Bashkortostan’s leader, Radiy Khabirov, said on Thursday that he himself may have been at fault in the past for failing to explain to people that what he described as extremists in the region were masquerading as activists.

“You can put on the mask of a good environmental activist, a patriot, but in reality the situation is completely different,” he said in a statement on Telegram.

“A group of people, some of whom are abroad and who are essentially traitors, are calling for the separation of Bashkortostan from Russia. They are calling for guerrilla warfare here.”

Among the alleged traitors he named Ruslan Gabbasov, a co-founder with Alsynov of the banned Bashkort movement. Gabbasov has been labelled a “foreign agent” by Russia and now lives in Lithuania.

Gabbasov told Reuters in a telephone interview that the grievances of ethnic Bashkir people, who make up just over 30% of the republic’s population, were driven by the policies of Russian President Vladimir Putin that had eroded the status of their own language and culture.

He said they were also angry over the environmental impact of mining operations and the disproportionate number of ethnic minority men who are being recruited to serve in Russia’s war in Ukraine.

“Compared with ethnic Russians, they send a lot more of us to the war, and the number who die is correspondingly higher,” he said. “We don’t want to live as part of Russia any more. Why do we need that? To die and gradually disappear? Not even gradually – with this policy it will happen very quickly.”

Six people were arrested at Wednesday’s protest, of whom five were detained for 10 days and one for 13 days, the local news agency Bashinform said.

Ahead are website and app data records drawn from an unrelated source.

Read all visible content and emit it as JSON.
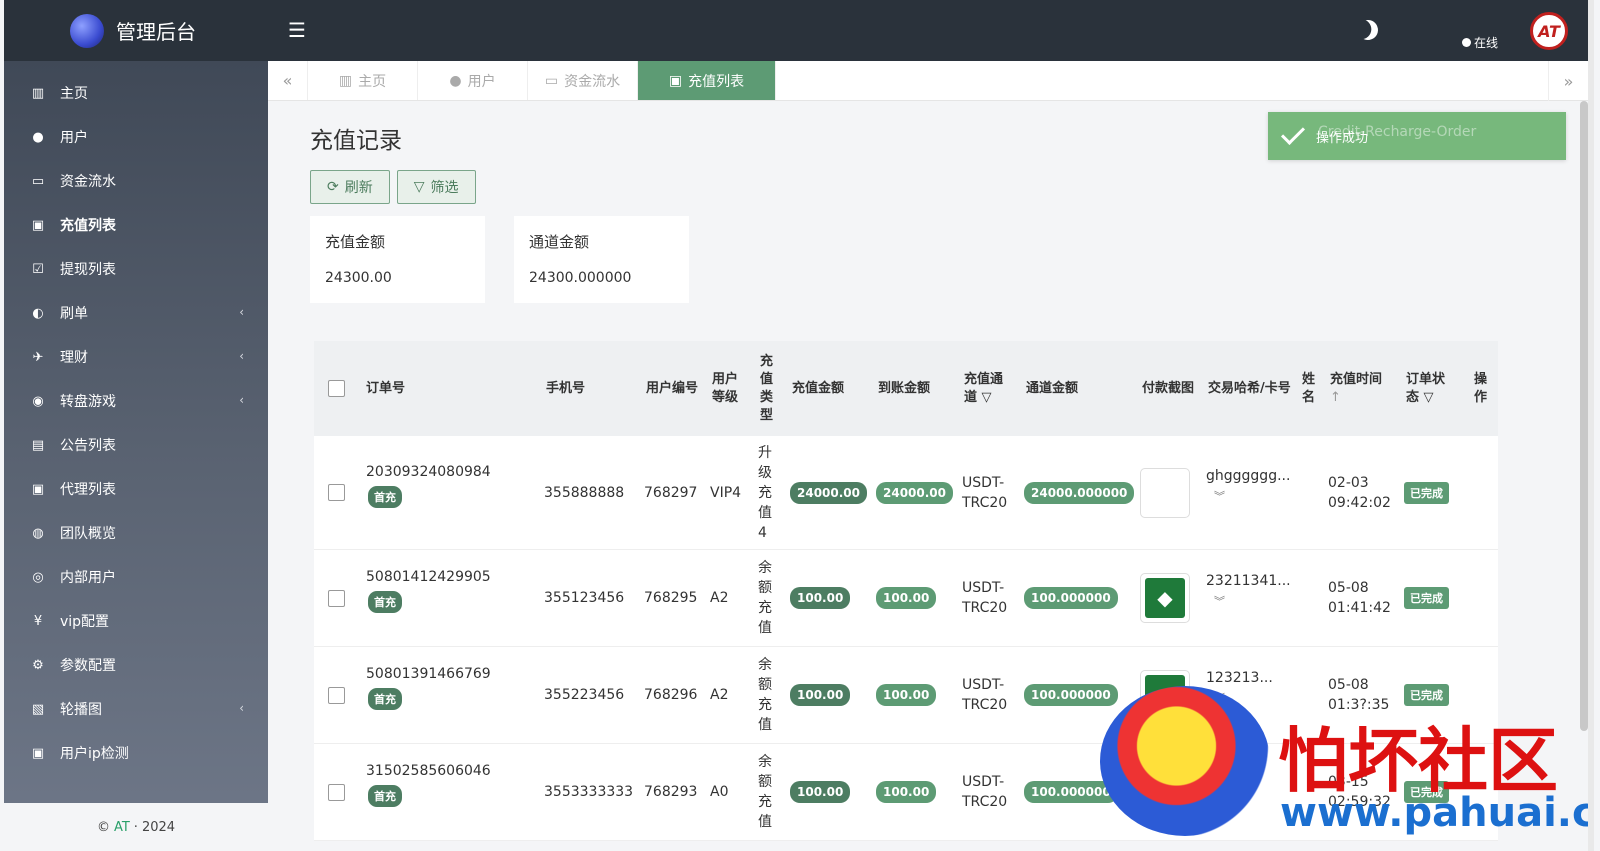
{
  "brand": {
    "name": "管理后台"
  },
  "sidebar": {
    "items": [
      {
        "label": "主页",
        "icon": "bar-chart-icon",
        "glyph": "▥"
      },
      {
        "label": "用户",
        "icon": "user-icon",
        "glyph": "●"
      },
      {
        "label": "资金流水",
        "icon": "money-icon",
        "glyph": "▭"
      },
      {
        "label": "充值列表",
        "icon": "recharge-icon",
        "glyph": "▣"
      },
      {
        "label": "提现列表",
        "icon": "checkbox-icon",
        "glyph": "☑"
      },
      {
        "label": "刷单",
        "icon": "half-circle-icon",
        "glyph": "◐"
      },
      {
        "label": "理财",
        "icon": "money-hand-icon",
        "glyph": "✈"
      },
      {
        "label": "转盘游戏",
        "icon": "gamepad-icon",
        "glyph": "◉"
      },
      {
        "label": "公告列表",
        "icon": "document-icon",
        "glyph": "▤"
      },
      {
        "label": "代理列表",
        "icon": "contact-icon",
        "glyph": "▣"
      },
      {
        "label": "团队概览",
        "icon": "users-icon",
        "glyph": "◍"
      },
      {
        "label": "内部用户",
        "icon": "user-circle-icon",
        "glyph": "◎"
      },
      {
        "label": "vip配置",
        "icon": "yen-icon",
        "glyph": "¥"
      },
      {
        "label": "参数配置",
        "icon": "cogs-icon",
        "glyph": "⚙"
      },
      {
        "label": "轮播图",
        "icon": "image-icon",
        "glyph": "▧"
      },
      {
        "label": "用户ip检测",
        "icon": "id-badge-icon",
        "glyph": "▣"
      }
    ],
    "footer": {
      "copy": "©",
      "brand": "AT",
      "sep": "·",
      "year": "2024"
    }
  },
  "topbar": {
    "status": "在线",
    "avatar": "AT"
  },
  "tabs": [
    {
      "label": "主页",
      "glyph": "▥"
    },
    {
      "label": "用户",
      "glyph": "●"
    },
    {
      "label": "资金流水",
      "glyph": "▭"
    },
    {
      "label": "充值列表",
      "glyph": "▣"
    }
  ],
  "page": {
    "title": "充值记录",
    "refresh": "刷新",
    "filter": "筛选",
    "stats": [
      {
        "label": "充值金额",
        "value": "24300.00"
      },
      {
        "label": "通道金额",
        "value": "24300.000000"
      }
    ],
    "toast": {
      "message": "操作成功",
      "ghost": "Credit-Recharge-Order"
    }
  },
  "table": {
    "headers": {
      "order": "订单号",
      "phone": "手机号",
      "uid": "用户编号",
      "level_1": "用户",
      "level_2": "等级",
      "type_chars": [
        "充",
        "值",
        "类",
        "型"
      ],
      "amount": "充值金额",
      "received": "到账金额",
      "channel_1": "充值通",
      "channel_2": "道",
      "channel_amount": "通道金额",
      "screenshot": "付款截图",
      "hash": "交易哈希/卡号",
      "name_1": "姓",
      "name_2": "名",
      "time": "充值时间",
      "status_1": "订单状",
      "status_2": "态",
      "op_1": "操",
      "op_2": "作"
    },
    "rows": [
      {
        "order": "20309324080984",
        "first": "首充",
        "phone": "355888888",
        "uid": "768297",
        "level": "VIP4",
        "type_chars": [
          "升",
          "级",
          "充",
          "值",
          "4"
        ],
        "amount": "24000.00",
        "received": "24000.00",
        "channel_1": "USDT-",
        "channel_2": "TRC20",
        "channel_amount": "24000.000000",
        "hash": "ghgggggg...",
        "date": "02-03",
        "time": "09:42:02",
        "status": "已完成",
        "thumb": "blank"
      },
      {
        "order": "50801412429905",
        "first": "首充",
        "phone": "355123456",
        "uid": "768295",
        "level": "A2",
        "type_chars": [
          "余",
          "额",
          "充",
          "值"
        ],
        "amount": "100.00",
        "received": "100.00",
        "channel_1": "USDT-",
        "channel_2": "TRC20",
        "channel_amount": "100.000000",
        "hash": "23211341...",
        "date": "05-08",
        "time": "01:41:42",
        "status": "已完成",
        "thumb": "eth"
      },
      {
        "order": "50801391466769",
        "first": "首充",
        "phone": "355223456",
        "uid": "768296",
        "level": "A2",
        "type_chars": [
          "余",
          "额",
          "充",
          "值"
        ],
        "amount": "100.00",
        "received": "100.00",
        "channel_1": "USDT-",
        "channel_2": "TRC20",
        "channel_amount": "100.000000",
        "hash": "123213...",
        "date": "05-08",
        "time": "01:3?:35",
        "status": "已完成",
        "thumb": "eth"
      },
      {
        "order": "31502585606046",
        "first": "首充",
        "phone": "3553333333",
        "uid": "768293",
        "level": "A0",
        "type_chars": [
          "余",
          "额",
          "充",
          "值"
        ],
        "amount": "100.00",
        "received": "100.00",
        "channel_1": "USDT-",
        "channel_2": "TRC20",
        "channel_amount": "100.000000",
        "hash": "3333...",
        "date": "03-15",
        "time": "02:59:32",
        "status": "已完成",
        "thumb": "flowers"
      }
    ]
  },
  "watermark": {
    "text": "怕坏社区",
    "url": "www.pahuai.com"
  },
  "colors": {
    "accent": "#5d9b74",
    "topbar": "#2a323b",
    "toast": "#77b87c"
  }
}
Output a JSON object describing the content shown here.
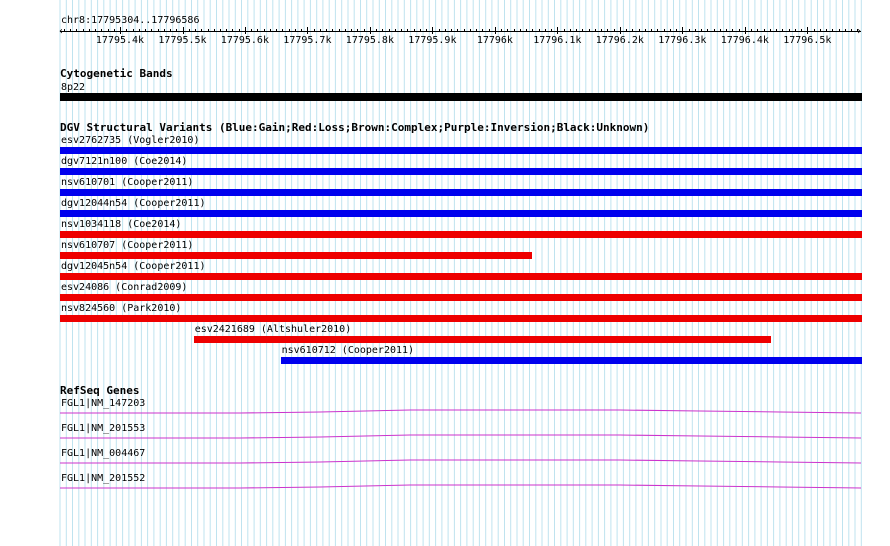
{
  "ruler": {
    "locus": "chr8:17795304..17796586",
    "start": 17795304,
    "end": 17796586,
    "ticks": [
      {
        "pos": 17795400,
        "label": "17795.4k"
      },
      {
        "pos": 17795500,
        "label": "17795.5k"
      },
      {
        "pos": 17795600,
        "label": "17795.6k"
      },
      {
        "pos": 17795700,
        "label": "17795.7k"
      },
      {
        "pos": 17795800,
        "label": "17795.8k"
      },
      {
        "pos": 17795900,
        "label": "17795.9k"
      },
      {
        "pos": 17796000,
        "label": "17796k"
      },
      {
        "pos": 17796100,
        "label": "17796.1k"
      },
      {
        "pos": 17796200,
        "label": "17796.2k"
      },
      {
        "pos": 17796300,
        "label": "17796.3k"
      },
      {
        "pos": 17796400,
        "label": "17796.4k"
      },
      {
        "pos": 17796500,
        "label": "17796.5k"
      }
    ]
  },
  "cytoband": {
    "title": "Cytogenetic Bands",
    "band_label": "8p22",
    "band_color": "#000000"
  },
  "dgv": {
    "title": "DGV Structural Variants (Blue:Gain;Red:Loss;Brown:Complex;Purple:Inversion;Black:Unknown)",
    "colors": {
      "gain": "#0000ee",
      "loss": "#ee0000"
    },
    "variants": [
      {
        "label": "esv2762735 (Vogler2010)",
        "type": "gain",
        "start": 17795304,
        "end": 17796586
      },
      {
        "label": "dgv7121n100 (Coe2014)",
        "type": "gain",
        "start": 17795304,
        "end": 17796586
      },
      {
        "label": "nsv610701 (Cooper2011)",
        "type": "gain",
        "start": 17795304,
        "end": 17796586
      },
      {
        "label": "dgv12044n54 (Cooper2011)",
        "type": "gain",
        "start": 17795304,
        "end": 17796586
      },
      {
        "label": "nsv1034118 (Coe2014)",
        "type": "loss",
        "start": 17795304,
        "end": 17796586
      },
      {
        "label": "nsv610707 (Cooper2011)",
        "type": "loss",
        "start": 17795304,
        "end": 17796057
      },
      {
        "label": "dgv12045n54 (Cooper2011)",
        "type": "loss",
        "start": 17795304,
        "end": 17796586
      },
      {
        "label": "esv24086 (Conrad2009)",
        "type": "loss",
        "start": 17795304,
        "end": 17796586
      },
      {
        "label": "nsv824560 (Park2010)",
        "type": "loss",
        "start": 17795304,
        "end": 17796586
      },
      {
        "label": "esv2421689 (Altshuler2010)",
        "type": "loss",
        "start": 17795518,
        "end": 17796441
      },
      {
        "label": "nsv610712 (Cooper2011)",
        "type": "gain",
        "start": 17795657,
        "end": 17796586
      }
    ]
  },
  "refseq": {
    "title": "RefSeq Genes",
    "line_color": "#cc33cc",
    "genes": [
      {
        "label": "FGL1|NM_147203"
      },
      {
        "label": "FGL1|NM_201553"
      },
      {
        "label": "FGL1|NM_004467"
      },
      {
        "label": "FGL1|NM_201552"
      }
    ]
  }
}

Protests in Russia have become very rare since the start of the war in Ukraine because of the risk of arrest at gatherings that the authorities deem unauthorised.

But Gabbasov said activists were calling for a big demonstration in support of Alsynov on Friday in Ufa, the capital of Bashkortostan.

“What happened yesterday shows that people are tired of being afraid,” he said.